● **DATASET**
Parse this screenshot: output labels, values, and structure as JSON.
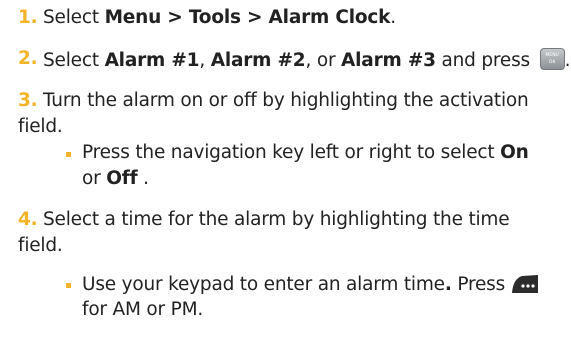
{
  "steps": [
    {
      "number": "1.",
      "pre": "Select ",
      "bold": "Menu > Tools > Alarm Clock",
      "post": "."
    },
    {
      "number": "2.",
      "t1": "Select ",
      "b1": "Alarm #1",
      "t2": ", ",
      "b2": "Alarm #2",
      "t3": ", or ",
      "b3": "Alarm #3",
      "t4": " and press ",
      "t5": ".",
      "key_icon": "menu-ok-key-icon",
      "key_top": "MENU",
      "key_bottom": "OK"
    },
    {
      "number": "3.",
      "lines": [
        "Turn the alarm on or off by highlighting the activation",
        "field."
      ],
      "bullet": {
        "line1": "Press the navigation key left or right to select ",
        "b_on": "On",
        "or": "or ",
        "b_off": "Off",
        "end": " ."
      }
    },
    {
      "number": "4.",
      "lines": [
        "Select a time for the alarm by highlighting the time",
        "field."
      ],
      "bullet": {
        "pre": "Use your keypad to enter an alarm time",
        "dot": ".",
        "press": " Press",
        "key_icon": "soft-key-icon",
        "line2": "for AM or PM."
      }
    }
  ],
  "colors": {
    "step_number": "#f3b32a",
    "bullet": "#f3b32a",
    "text": "#222222"
  }
}
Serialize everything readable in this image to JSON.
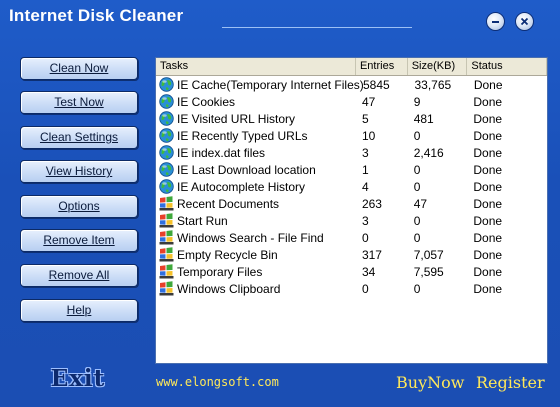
{
  "window": {
    "title": "Internet Disk Cleaner"
  },
  "sidebar": {
    "buttons": [
      {
        "label": "Clean Now"
      },
      {
        "label": "Test Now"
      },
      {
        "label": "Clean Settings"
      },
      {
        "label": "View History"
      },
      {
        "label": "Options"
      },
      {
        "label": "Remove Item"
      },
      {
        "label": "Remove All"
      },
      {
        "label": "Help"
      }
    ]
  },
  "table": {
    "headers": [
      "Tasks",
      "Entries",
      "Size(KB)",
      "Status"
    ],
    "rows": [
      {
        "icon": "globe-icon",
        "task": "IE Cache(Temporary Internet Files)",
        "entries": "5845",
        "size": "33,765",
        "status": "Done"
      },
      {
        "icon": "globe-icon",
        "task": "IE Cookies",
        "entries": "47",
        "size": "9",
        "status": "Done"
      },
      {
        "icon": "globe-icon",
        "task": "IE Visited URL History",
        "entries": "5",
        "size": "481",
        "status": "Done"
      },
      {
        "icon": "globe-icon",
        "task": "IE Recently Typed URLs",
        "entries": "10",
        "size": "0",
        "status": "Done"
      },
      {
        "icon": "globe-icon",
        "task": "IE index.dat files",
        "entries": "3",
        "size": "2,416",
        "status": "Done"
      },
      {
        "icon": "globe-icon",
        "task": "IE Last Download location",
        "entries": "1",
        "size": "0",
        "status": "Done"
      },
      {
        "icon": "globe-icon",
        "task": "IE Autocomplete History",
        "entries": "4",
        "size": "0",
        "status": "Done"
      },
      {
        "icon": "windows-icon",
        "task": "Recent Documents",
        "entries": "263",
        "size": "47",
        "status": "Done"
      },
      {
        "icon": "windows-icon",
        "task": "Start Run",
        "entries": "3",
        "size": "0",
        "status": "Done"
      },
      {
        "icon": "windows-icon",
        "task": "Windows Search - File Find",
        "entries": "0",
        "size": "0",
        "status": "Done"
      },
      {
        "icon": "windows-icon",
        "task": "Empty Recycle Bin",
        "entries": "317",
        "size": "7,057",
        "status": "Done"
      },
      {
        "icon": "windows-icon",
        "task": "Temporary Files",
        "entries": "34",
        "size": "7,595",
        "status": "Done"
      },
      {
        "icon": "windows-icon",
        "task": "Windows Clipboard",
        "entries": "0",
        "size": "0",
        "status": "Done"
      }
    ]
  },
  "footer": {
    "exit_label": "Exit",
    "website": "www.elongsoft.com",
    "buynow": "BuyNow",
    "register": "Register"
  },
  "colors": {
    "background": "#1b4eb3",
    "link": "#ffe85a",
    "button_face": "#c9dbf6"
  }
}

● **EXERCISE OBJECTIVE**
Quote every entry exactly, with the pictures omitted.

● **OUTPUT FOR THIS TASK**
Parse this screenshot: output labels, values, and structure as JSON.
{
  "steps": [
    {
      "number": "1.",
      "pre": "Select ",
      "bold": "Menu > Tools > Alarm Clock",
      "post": "."
    },
    {
      "number": "2.",
      "t1": "Select ",
      "b1": "Alarm #1",
      "t2": ", ",
      "b2": "Alarm #2",
      "t3": ", or ",
      "b3": "Alarm #3",
      "t4": " and press ",
      "t5": ".",
      "key_icon": "menu-ok-key-icon",
      "key_top": "MENU",
      "key_bottom": "OK"
    },
    {
      "number": "3.",
      "lines": [
        "Turn the alarm on or off by highlighting the activation",
        "field."
      ],
      "bullet": {
        "line1": "Press the navigation key left or right to select ",
        "b_on": "On",
        "or": "or ",
        "b_off": "Off",
        "end": " ."
      }
    },
    {
      "number": "4.",
      "lines": [
        "Select a time for the alarm by highlighting the time",
        "field."
      ],
      "bullet": {
        "pre": "Use your keypad to enter an alarm time",
        "dot": ".",
        "press": " Press",
        "key_icon": "soft-key-icon",
        "line2": "for AM or PM."
      }
    }
  ],
  "colors": {
    "step_number": "#f3b32a",
    "bullet": "#f3b32a",
    "text": "#222222"
  }
}
Serialize everything readable in this image to JSON.
{
  "window": {
    "title": "Internet Disk Cleaner"
  },
  "sidebar": {
    "buttons": [
      {
        "label": "Clean Now"
      },
      {
        "label": "Test Now"
      },
      {
        "label": "Clean Settings"
      },
      {
        "label": "View History"
      },
      {
        "label": "Options"
      },
      {
        "label": "Remove Item"
      },
      {
        "label": "Remove All"
      },
      {
        "label": "Help"
      }
    ]
  },
  "table": {
    "headers": [
      "Tasks",
      "Entries",
      "Size(KB)",
      "Status"
    ],
    "rows": [
      {
        "icon": "globe-icon",
        "task": "IE Cache(Temporary Internet Files)",
        "entries": "5845",
        "size": "33,765",
        "status": "Done"
      },
      {
        "icon": "globe-icon",
        "task": "IE Cookies",
        "entries": "47",
        "size": "9",
        "status": "Done"
      },
      {
        "icon": "globe-icon",
        "task": "IE Visited URL History",
        "entries": "5",
        "size": "481",
        "status": "Done"
      },
      {
        "icon": "globe-icon",
        "task": "IE Recently Typed URLs",
        "entries": "10",
        "size": "0",
        "status": "Done"
      },
      {
        "icon": "globe-icon",
        "task": "IE index.dat files",
        "entries": "3",
        "size": "2,416",
        "status": "Done"
      },
      {
        "icon": "globe-icon",
        "task": "IE Last Download location",
        "entries": "1",
        "size": "0",
        "status": "Done"
      },
      {
        "icon": "globe-icon",
        "task": "IE Autocomplete History",
        "entries": "4",
        "size": "0",
        "status": "Done"
      },
      {
        "icon": "windows-icon",
        "task": "Recent Documents",
        "entries": "263",
        "size": "47",
        "status": "Done"
      },
      {
        "icon": "windows-icon",
        "task": "Start Run",
        "entries": "3",
        "size": "0",
        "status": "Done"
      },
      {
        "icon": "windows-icon",
        "task": "Windows Search - File Find",
        "entries": "0",
        "size": "0",
        "status": "Done"
      },
      {
        "icon": "windows-icon",
        "task": "Empty Recycle Bin",
        "entries": "317",
        "size": "7,057",
        "status": "Done"
      },
      {
        "icon": "windows-icon",
        "task": "Temporary Files",
        "entries": "34",
        "size": "7,595",
        "status": "Done"
      },
      {
        "icon": "windows-icon",
        "task": "Windows Clipboard",
        "entries": "0",
        "size": "0",
        "status": "Done"
      }
    ]
  },
  "footer": {
    "exit_label": "Exit",
    "website": "www.elongsoft.com",
    "buynow": "BuyNow",
    "register": "Register"
  },
  "colors": {
    "background": "#1b4eb3",
    "link": "#ffe85a",
    "button_face": "#c9dbf6"
  }
}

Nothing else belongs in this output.